» TASK DETAILS
Every entry below should come back unchanged, except that the pictures are dropped.

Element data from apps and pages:
┄┄┄┄┄┄┄┄┄┄
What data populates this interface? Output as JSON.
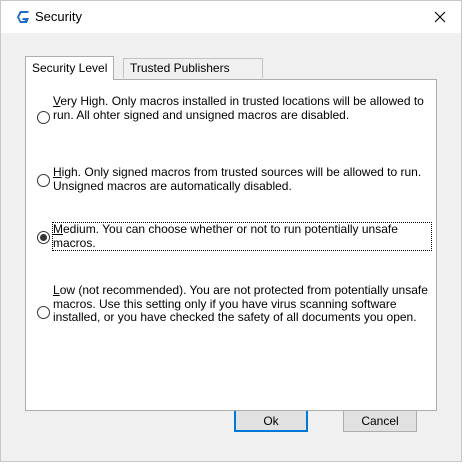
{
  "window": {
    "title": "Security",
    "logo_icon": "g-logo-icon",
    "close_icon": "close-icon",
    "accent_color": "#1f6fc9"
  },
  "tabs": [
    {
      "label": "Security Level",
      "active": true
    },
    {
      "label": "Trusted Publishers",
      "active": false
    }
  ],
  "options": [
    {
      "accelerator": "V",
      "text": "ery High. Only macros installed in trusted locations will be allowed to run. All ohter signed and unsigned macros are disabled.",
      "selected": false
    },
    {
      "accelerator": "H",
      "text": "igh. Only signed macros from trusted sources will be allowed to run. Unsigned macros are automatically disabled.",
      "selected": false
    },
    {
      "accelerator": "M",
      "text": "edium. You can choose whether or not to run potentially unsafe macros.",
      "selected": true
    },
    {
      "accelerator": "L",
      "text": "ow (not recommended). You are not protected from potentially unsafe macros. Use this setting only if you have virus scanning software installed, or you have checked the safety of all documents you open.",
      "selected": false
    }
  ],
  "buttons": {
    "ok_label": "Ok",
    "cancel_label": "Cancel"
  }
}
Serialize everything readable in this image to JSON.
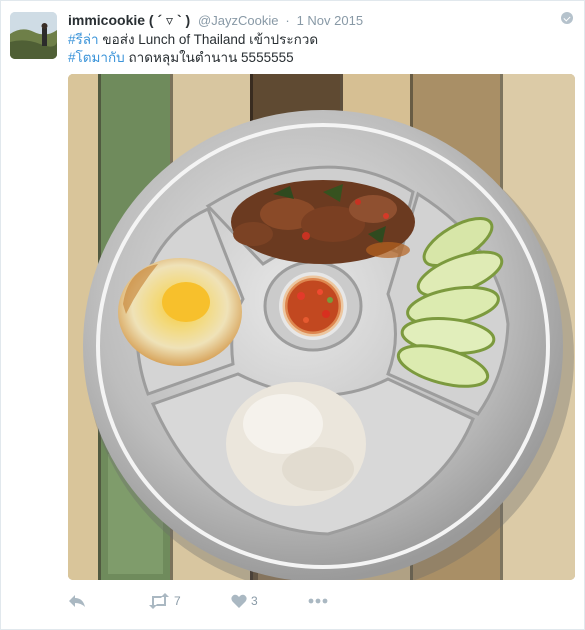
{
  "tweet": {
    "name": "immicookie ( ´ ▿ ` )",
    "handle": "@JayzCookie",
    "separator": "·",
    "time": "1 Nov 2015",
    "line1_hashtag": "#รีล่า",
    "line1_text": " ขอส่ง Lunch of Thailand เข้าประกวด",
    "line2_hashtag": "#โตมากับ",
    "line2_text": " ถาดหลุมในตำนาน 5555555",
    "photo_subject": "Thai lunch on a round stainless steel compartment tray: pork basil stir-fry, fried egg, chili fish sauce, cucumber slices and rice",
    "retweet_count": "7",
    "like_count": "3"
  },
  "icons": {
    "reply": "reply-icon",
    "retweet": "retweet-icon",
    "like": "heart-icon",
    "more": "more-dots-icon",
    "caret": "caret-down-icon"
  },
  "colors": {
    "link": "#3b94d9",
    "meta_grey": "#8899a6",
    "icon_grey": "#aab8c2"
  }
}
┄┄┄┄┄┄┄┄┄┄
» ANSWER SPACE
What data populates this interface? Output as JSON.
{
  "window": {
    "title": "Security",
    "logo_icon": "g-logo-icon",
    "close_icon": "close-icon",
    "accent_color": "#1f6fc9"
  },
  "tabs": [
    {
      "label": "Security Level",
      "active": true
    },
    {
      "label": "Trusted Publishers",
      "active": false
    }
  ],
  "options": [
    {
      "accelerator": "V",
      "text": "ery High. Only macros installed in trusted locations will be allowed to run. All ohter signed and unsigned macros are disabled.",
      "selected": false
    },
    {
      "accelerator": "H",
      "text": "igh. Only signed macros from trusted sources will be allowed to run. Unsigned macros are automatically disabled.",
      "selected": false
    },
    {
      "accelerator": "M",
      "text": "edium. You can choose whether or not to run potentially unsafe macros.",
      "selected": true
    },
    {
      "accelerator": "L",
      "text": "ow (not recommended). You are not protected from potentially unsafe macros. Use this setting only if you have virus scanning software installed, or you have checked the safety of all documents you open.",
      "selected": false
    }
  ],
  "buttons": {
    "ok_label": "Ok",
    "cancel_label": "Cancel"
  }
}
Serialize everything readable in this image to JSON.
{
  "tweet": {
    "name": "immicookie ( ´ ▿ ` )",
    "handle": "@JayzCookie",
    "separator": "·",
    "time": "1 Nov 2015",
    "line1_hashtag": "#รีล่า",
    "line1_text": " ขอส่ง Lunch of Thailand เข้าประกวด",
    "line2_hashtag": "#โตมากับ",
    "line2_text": " ถาดหลุมในตำนาน 5555555",
    "photo_subject": "Thai lunch on a round stainless steel compartment tray: pork basil stir-fry, fried egg, chili fish sauce, cucumber slices and rice",
    "retweet_count": "7",
    "like_count": "3"
  },
  "icons": {
    "reply": "reply-icon",
    "retweet": "retweet-icon",
    "like": "heart-icon",
    "more": "more-dots-icon",
    "caret": "caret-down-icon"
  },
  "colors": {
    "link": "#3b94d9",
    "meta_grey": "#8899a6",
    "icon_grey": "#aab8c2"
  }
}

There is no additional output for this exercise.